Welch – #083 – Organic Crop Insurance Price Elections

Crop insurance is a critical part of the new farm safety net, but it does not work for organic farmers. Organic farmers pay a higher premium yet USDA does not pay organic farmers at the organic price after a loss for all but four crops. This added cost for less payout is one of the major reasons that organic farmers cite for not purchasing crop insurance. This amendment would direct USDA’s Risk Management Agency to complete the development of the organic price series.

Fortenberry – #094 – Payment Limits and Actively Engaged

The draft committee bill increases the commodity payment limit by 250 percent above the already generous Senate-passed levels, and unlike the Senate-passed bill, leaves wide-open the current loopholes that allow mega-farms and absentee landowners to collect farm payments. This amendment would close loopholes in commodity programs, and tighten payment limits by limiting subsidies to $125,000 per person or entity per year ($250,000 for married couples).

Pingree – #052 – Food Safety Technical Assistance to Small Livestock Producers

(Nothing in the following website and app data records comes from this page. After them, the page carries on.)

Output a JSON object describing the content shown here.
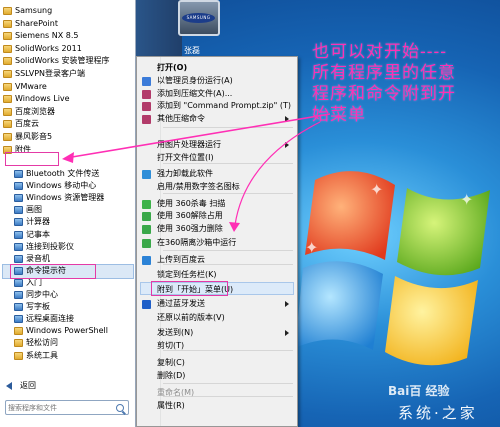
{
  "start_menu": {
    "programs": [
      {
        "label": "Samsung",
        "type": "folder"
      },
      {
        "label": "SharePoint",
        "type": "folder"
      },
      {
        "label": "Siemens NX 8.5",
        "type": "folder"
      },
      {
        "label": "SolidWorks 2011",
        "type": "folder"
      },
      {
        "label": "SolidWorks 安装管理程序",
        "type": "folder"
      },
      {
        "label": "SSLVPN登录客户端",
        "type": "folder"
      },
      {
        "label": "VMware",
        "type": "folder"
      },
      {
        "label": "Windows Live",
        "type": "folder"
      },
      {
        "label": "百度浏览器",
        "type": "folder"
      },
      {
        "label": "百度云",
        "type": "folder"
      },
      {
        "label": "暴风影音5",
        "type": "folder"
      },
      {
        "label": "附件",
        "type": "folder"
      }
    ],
    "accessories": [
      {
        "label": "Bluetooth 文件传送"
      },
      {
        "label": "Windows 移动中心"
      },
      {
        "label": "Windows 资源管理器"
      },
      {
        "label": "画图"
      },
      {
        "label": "计算器"
      },
      {
        "label": "记事本"
      },
      {
        "label": "连接到投影仪"
      },
      {
        "label": "录音机"
      },
      {
        "label": "命令提示符"
      },
      {
        "label": "入门"
      },
      {
        "label": "同步中心"
      },
      {
        "label": "写字板"
      },
      {
        "label": "远程桌面连接"
      },
      {
        "label": "Windows PowerShell",
        "type": "folder"
      },
      {
        "label": "轻松访问",
        "type": "folder"
      },
      {
        "label": "系统工具",
        "type": "folder"
      }
    ],
    "back_label": "返回",
    "search_placeholder": "搜索程序和文件"
  },
  "user": {
    "name": "张磊",
    "picture_text": "SAMSUNG"
  },
  "context_menu": {
    "items": [
      {
        "label": "打开(O)",
        "bold": true
      },
      {
        "label": "以管理员身份运行(A)",
        "icon": "shield-icon"
      },
      {
        "label": "添加到压缩文件(A)...",
        "icon": "archive-icon"
      },
      {
        "label": "添加到 \"Command Prompt.zip\" (T)",
        "icon": "archive-icon"
      },
      {
        "label": "其他压缩命令",
        "icon": "archive-icon",
        "submenu": true
      },
      {
        "label": "用图片处理器运行",
        "submenu": true
      },
      {
        "label": "打开文件位置(I)"
      },
      {
        "label": "强力卸载此软件",
        "icon": "uninstall-icon"
      },
      {
        "label": "启用/禁用数字签名图标"
      },
      {
        "label": "使用 360杀毒 扫描",
        "icon": "antivirus-icon"
      },
      {
        "label": "使用 360解除占用",
        "icon": "unlock-icon"
      },
      {
        "label": "使用 360强力删除",
        "icon": "delete-icon"
      },
      {
        "label": "在360隔离沙箱中运行",
        "icon": "sandbox-icon"
      },
      {
        "label": "上传到百度云",
        "icon": "cloud-upload-icon"
      },
      {
        "label": "锁定到任务栏(K)"
      },
      {
        "label": "附到「开始」菜单(U)"
      },
      {
        "label": "通过蓝牙发送",
        "icon": "bluetooth-icon",
        "submenu": true
      },
      {
        "label": "还原以前的版本(V)"
      },
      {
        "label": "发送到(N)",
        "submenu": true
      },
      {
        "label": "剪切(T)"
      },
      {
        "label": "复制(C)"
      },
      {
        "label": "删除(D)"
      },
      {
        "label": "重命名(M)",
        "disabled": true
      },
      {
        "label": "属性(R)"
      }
    ]
  },
  "annotation": "也可以对开始----所有程序里的任意程序和命令附到开始菜单",
  "watermark": {
    "line1": "Bai百 经验",
    "line2": "系统·之家"
  },
  "colors": {
    "annotation": "#ff2fb5",
    "highlight": "#e43aa6"
  }
}
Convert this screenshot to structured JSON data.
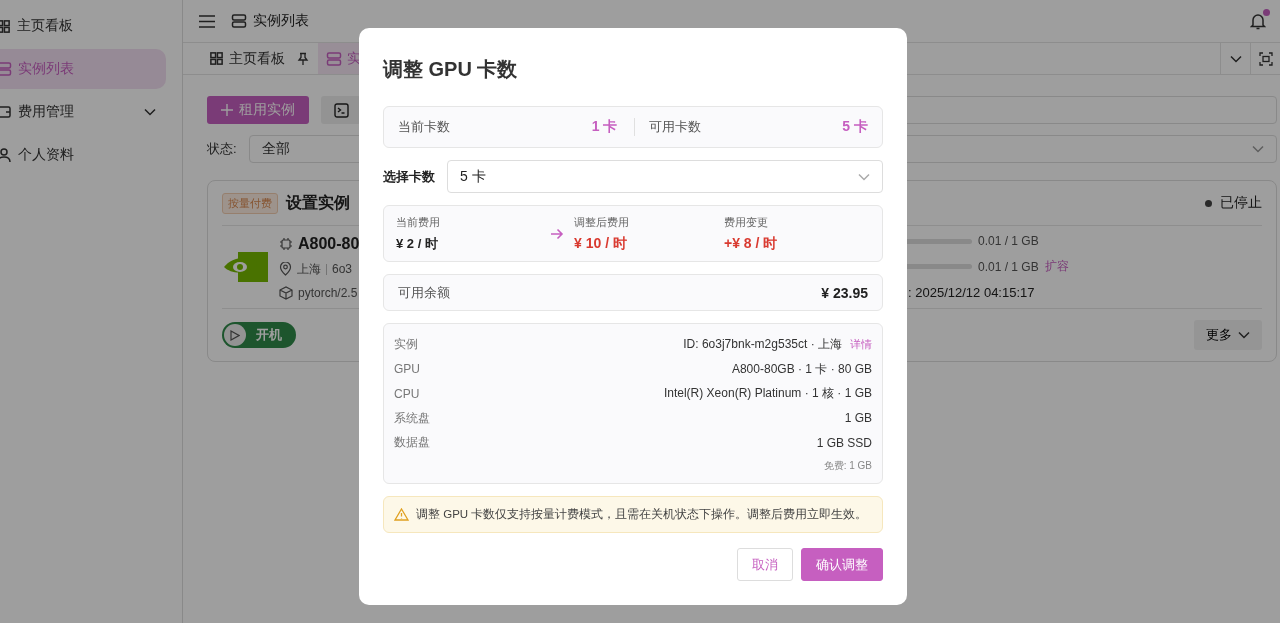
{
  "sidebar": {
    "items": [
      {
        "label": "主页看板",
        "selected": false,
        "kind": "link"
      },
      {
        "label": "实例列表",
        "selected": true,
        "kind": "link"
      },
      {
        "label": "费用管理",
        "selected": false,
        "kind": "group",
        "expanded": false
      },
      {
        "label": "个人资料",
        "selected": false,
        "kind": "link"
      }
    ]
  },
  "header": {
    "title": "实例列表",
    "notification_badge": true
  },
  "tabs": [
    {
      "label": "主页看板",
      "selected": false,
      "pinned": true
    },
    {
      "label": "实",
      "selected": true,
      "pinned": false
    }
  ],
  "toolbar": {
    "rent_button": "租用实例"
  },
  "filter": {
    "label": "状态:",
    "value": "全部"
  },
  "instance_card": {
    "billing_tag": "按量付费",
    "name": "设置实例",
    "status": "已停止",
    "gpu": "A800-80",
    "region": "上海",
    "id": "6o3",
    "image": "pytorch/2.5",
    "disks": [
      {
        "reading": "0.01 / 1 GB",
        "level": 0.01
      },
      {
        "reading": "0.01 / 1 GB",
        "level": 0.01,
        "action": "扩容"
      }
    ],
    "time": ": 2025/12/12 04:15:17",
    "start_button": "开机",
    "more_button": "更多"
  },
  "dialog": {
    "title": "调整 GPU 卡数",
    "cards": [
      {
        "label": "当前卡数",
        "value": "1 卡"
      },
      {
        "label": "可用卡数",
        "value": "5 卡"
      }
    ],
    "select": {
      "label": "选择卡数",
      "value": "5 卡"
    },
    "costs": [
      {
        "label": "当前费用",
        "value": "¥ 2 / 时",
        "kind": "current"
      },
      {
        "label": "调整后费用",
        "value": "¥ 10 / 时",
        "kind": "new"
      },
      {
        "label": "费用变更",
        "value": "+¥ 8 / 时",
        "kind": "change"
      }
    ],
    "balance": {
      "label": "可用余额",
      "value": "¥ 23.95"
    },
    "details": [
      {
        "label": "实例",
        "value": "ID: 6o3j7bnk-m2g535ct · 上海",
        "link": "详情"
      },
      {
        "label": "GPU",
        "value": "A800-80GB · 1 卡 · 80 GB"
      },
      {
        "label": "CPU",
        "value": "Intel(R) Xeon(R) Platinum · 1 核 · 1 GB"
      },
      {
        "label": "系统盘",
        "value": "1 GB"
      },
      {
        "label": "数据盘",
        "value": "1 GB SSD",
        "note": "免费: 1 GB"
      }
    ],
    "warning": "调整 GPU 卡数仅支持按量计费模式，且需在关机状态下操作。调整后费用立即生效。",
    "buttons": [
      {
        "label": "取消",
        "kind": "secondary"
      },
      {
        "label": "确认调整",
        "kind": "primary"
      }
    ]
  }
}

This amendment to the Miscellaneous Title of the bill would direct FSIS to (a) provide food safety technical assistance to small-scale livestock and poultry processing and slaughter establishments, (b) establish an electronic option for submitting meat and poultry labels for pre-approval and to develop a guidebook with user-friendly information on the label process, and (c) make recommendations to Congress on additional actions to assist small-scale processing facilities. The amendment would also establish a grant program at USDA Rural Development to assist small-scale facilities make adjustments to their facilities, processes, and operations to meet food safety regulatory standards.

Fortenberry – #093 – Farmers’ Market Policy Provisions

The Farmers’ Market and Local Food Promotion Program (FMLFPP) is USDA’s premier competitive grants program spurring economic growth through direct-marketing channels. This no cost amendment would prioritize capacity building, small and mid-sized farms, and underserved communities within FMLFPP. It would also raise the draft committee bill’s limit on administration funds from 3 to 5 percent (currently USDA uses about 7.5 percent).

Pingree – #019 – Business and Industry Loans/ RBOG

The Business and Industry (B&I) loan program includes a focus on renewing the infrastructure for local and regional food systems. This no-cost amendment would remove the cap in the mark for local and regional enterprise loan guarantees. The amendment would make other technical improvements to B&I Loans and would authorize local and regional food systems as a specific authority in Rural Business Opportunity Grants.

Sewell – #027 – Report on Specialty Crop Production by Certain Farmers

This amendment would require USDA to conduct a study on specialty crop production by small, women, minority, and socially disadvantaged farmers. The amendment would also require USDA to assess the public and private sector tools available to help expand, improve, and add value to the agricultural operations of these producers. Data is a critical first step in bolstering production for these sectors of agriculture.

Sewell – #029 – Strategic Economic and Community Development Projects

This amendment would allow USDA Rural Development to give priority to eligible applications that support strategic economic and community development plans on a multijurisdictional basis. It would focus scarce grant and loan resources on local priorities that demonstrate broad support from multiple stakeholders, and would provide authority for a more locally driven, regional approach in Rural Development programs.